## WHAT THE TASK REQUIRES
Your result should be the lines holding the word "London", copied from the entries below.

Records from a data collection:
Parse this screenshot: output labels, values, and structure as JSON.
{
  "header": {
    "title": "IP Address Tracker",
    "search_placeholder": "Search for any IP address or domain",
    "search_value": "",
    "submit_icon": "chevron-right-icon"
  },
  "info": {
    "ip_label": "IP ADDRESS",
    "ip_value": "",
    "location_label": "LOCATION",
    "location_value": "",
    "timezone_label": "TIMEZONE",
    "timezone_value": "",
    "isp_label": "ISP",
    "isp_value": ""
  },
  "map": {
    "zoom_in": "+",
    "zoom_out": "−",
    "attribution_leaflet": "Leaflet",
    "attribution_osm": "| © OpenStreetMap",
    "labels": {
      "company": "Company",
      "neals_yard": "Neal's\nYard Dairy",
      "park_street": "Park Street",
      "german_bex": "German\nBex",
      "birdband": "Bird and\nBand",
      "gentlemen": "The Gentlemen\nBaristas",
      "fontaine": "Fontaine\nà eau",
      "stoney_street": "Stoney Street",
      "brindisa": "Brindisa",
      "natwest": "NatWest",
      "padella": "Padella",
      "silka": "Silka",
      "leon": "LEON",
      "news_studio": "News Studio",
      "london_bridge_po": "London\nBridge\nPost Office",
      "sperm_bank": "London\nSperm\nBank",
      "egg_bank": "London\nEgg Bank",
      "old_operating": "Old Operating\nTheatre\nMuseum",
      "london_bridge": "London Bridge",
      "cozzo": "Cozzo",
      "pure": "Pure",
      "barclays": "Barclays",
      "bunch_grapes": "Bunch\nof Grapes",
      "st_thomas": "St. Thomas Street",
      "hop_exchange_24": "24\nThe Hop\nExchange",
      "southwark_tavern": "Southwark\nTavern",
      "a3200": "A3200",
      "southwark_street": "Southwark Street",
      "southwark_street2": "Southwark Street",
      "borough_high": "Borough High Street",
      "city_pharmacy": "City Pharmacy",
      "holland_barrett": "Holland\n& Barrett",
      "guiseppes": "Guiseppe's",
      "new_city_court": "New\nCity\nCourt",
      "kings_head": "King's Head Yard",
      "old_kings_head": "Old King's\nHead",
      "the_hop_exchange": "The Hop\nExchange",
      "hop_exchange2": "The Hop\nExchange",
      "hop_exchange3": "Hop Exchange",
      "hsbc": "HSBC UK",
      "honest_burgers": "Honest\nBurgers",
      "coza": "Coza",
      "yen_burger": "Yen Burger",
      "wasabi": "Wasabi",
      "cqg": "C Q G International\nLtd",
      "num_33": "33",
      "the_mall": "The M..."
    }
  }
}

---

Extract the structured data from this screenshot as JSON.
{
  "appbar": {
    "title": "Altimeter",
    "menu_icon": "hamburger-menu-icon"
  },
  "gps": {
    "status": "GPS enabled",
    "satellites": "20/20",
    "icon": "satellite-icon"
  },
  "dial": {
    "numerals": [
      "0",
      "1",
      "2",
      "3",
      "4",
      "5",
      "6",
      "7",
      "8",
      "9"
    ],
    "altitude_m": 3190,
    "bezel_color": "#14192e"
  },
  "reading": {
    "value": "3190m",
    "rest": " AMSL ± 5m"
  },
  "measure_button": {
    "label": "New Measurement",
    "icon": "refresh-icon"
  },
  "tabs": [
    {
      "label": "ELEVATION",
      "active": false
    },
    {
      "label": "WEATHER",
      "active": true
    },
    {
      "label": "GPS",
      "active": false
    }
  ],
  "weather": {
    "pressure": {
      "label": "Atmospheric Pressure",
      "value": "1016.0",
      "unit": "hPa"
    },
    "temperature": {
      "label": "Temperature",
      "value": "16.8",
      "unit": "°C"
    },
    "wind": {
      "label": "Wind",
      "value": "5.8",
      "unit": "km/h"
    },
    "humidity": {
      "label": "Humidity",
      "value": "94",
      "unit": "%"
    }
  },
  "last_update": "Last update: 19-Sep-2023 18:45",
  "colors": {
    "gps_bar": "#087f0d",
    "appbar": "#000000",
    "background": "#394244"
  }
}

## THE ANSWER
      "london_bridge_po": "London\nBridge\nPost Office",
      "sperm_bank": "London\nSperm\nBank",
      "egg_bank": "London\nEgg Bank",
      "london_bridge": "London Bridge",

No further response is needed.